# Task:
Below is a listing. Output every line of it exactly.

# Material provided:
= Beginning of Section =
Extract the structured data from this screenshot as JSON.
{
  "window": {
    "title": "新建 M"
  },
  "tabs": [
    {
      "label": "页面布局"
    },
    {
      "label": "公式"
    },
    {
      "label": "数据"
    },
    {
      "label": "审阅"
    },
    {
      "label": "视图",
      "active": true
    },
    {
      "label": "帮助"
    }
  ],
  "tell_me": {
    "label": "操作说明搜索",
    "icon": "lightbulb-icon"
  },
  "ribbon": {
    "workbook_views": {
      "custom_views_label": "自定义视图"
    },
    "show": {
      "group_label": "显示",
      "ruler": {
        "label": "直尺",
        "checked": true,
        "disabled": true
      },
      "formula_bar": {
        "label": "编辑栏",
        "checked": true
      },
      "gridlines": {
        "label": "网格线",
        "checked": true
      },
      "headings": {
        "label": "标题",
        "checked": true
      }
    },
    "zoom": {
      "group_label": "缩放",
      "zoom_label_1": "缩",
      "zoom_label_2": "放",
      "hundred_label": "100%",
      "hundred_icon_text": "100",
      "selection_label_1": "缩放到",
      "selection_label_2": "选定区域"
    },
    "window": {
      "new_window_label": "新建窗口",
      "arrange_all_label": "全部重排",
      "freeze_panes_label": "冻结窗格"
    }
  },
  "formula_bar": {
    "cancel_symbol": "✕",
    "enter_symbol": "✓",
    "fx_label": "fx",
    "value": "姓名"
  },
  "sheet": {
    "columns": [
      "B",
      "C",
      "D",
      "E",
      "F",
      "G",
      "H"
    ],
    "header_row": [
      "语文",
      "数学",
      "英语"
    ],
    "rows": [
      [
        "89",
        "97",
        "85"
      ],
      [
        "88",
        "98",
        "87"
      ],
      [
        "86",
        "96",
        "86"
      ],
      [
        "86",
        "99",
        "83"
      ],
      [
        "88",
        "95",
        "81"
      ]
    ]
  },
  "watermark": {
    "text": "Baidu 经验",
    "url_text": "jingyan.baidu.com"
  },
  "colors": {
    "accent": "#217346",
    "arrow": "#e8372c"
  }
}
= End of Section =
# Answer to this problem:
Extract the structured data from this screenshot as JSON.
{
  "window": {
    "title": "新建 M"
  },
  "tabs": [
    {
      "label": "页面布局"
    },
    {
      "label": "公式"
    },
    {
      "label": "数据"
    },
    {
      "label": "审阅"
    },
    {
      "label": "视图",
      "active": true
    },
    {
      "label": "帮助"
    }
  ],
  "tell_me": {
    "label": "操作说明搜索",
    "icon": "lightbulb-icon"
  },
  "ribbon": {
    "workbook_views": {
      "custom_views_label": "自定义视图"
    },
    "show": {
      "group_label": "显示",
      "ruler": {
        "label": "直尺",
        "checked": true,
        "disabled": true
      },
      "formula_bar": {
        "label": "编辑栏",
        "checked": true
      },
      "gridlines": {
        "label": "网格线",
        "checked": true
      },
      "headings": {
        "label": "标题",
        "checked": true
      }
    },
    "zoom": {
      "group_label": "缩放",
      "zoom_label_1": "缩",
      "zoom_label_2": "放",
      "hundred_label": "100%",
      "hundred_icon_text": "100",
      "selection_label_1": "缩放到",
      "selection_label_2": "选定区域"
    },
    "window": {
      "new_window_label": "新建窗口",
      "arrange_all_label": "全部重排",
      "freeze_panes_label": "冻结窗格"
    }
  },
  "formula_bar": {
    "cancel_symbol": "✕",
    "enter_symbol": "✓",
    "fx_label": "fx",
    "value": "姓名"
  },
  "sheet": {
    "columns": [
      "B",
      "C",
      "D",
      "E",
      "F",
      "G",
      "H"
    ],
    "header_row": [
      "语文",
      "数学",
      "英语"
    ],
    "rows": [
      [
        "89",
        "97",
        "85"
      ],
      [
        "88",
        "98",
        "87"
      ],
      [
        "86",
        "96",
        "86"
      ],
      [
        "86",
        "99",
        "83"
      ],
      [
        "88",
        "95",
        "81"
      ]
    ]
  },
  "watermark": {
    "text": "Baidu 经验",
    "url_text": "jingyan.baidu.com"
  },
  "colors": {
    "accent": "#217346",
    "arrow": "#e8372c"
  }
}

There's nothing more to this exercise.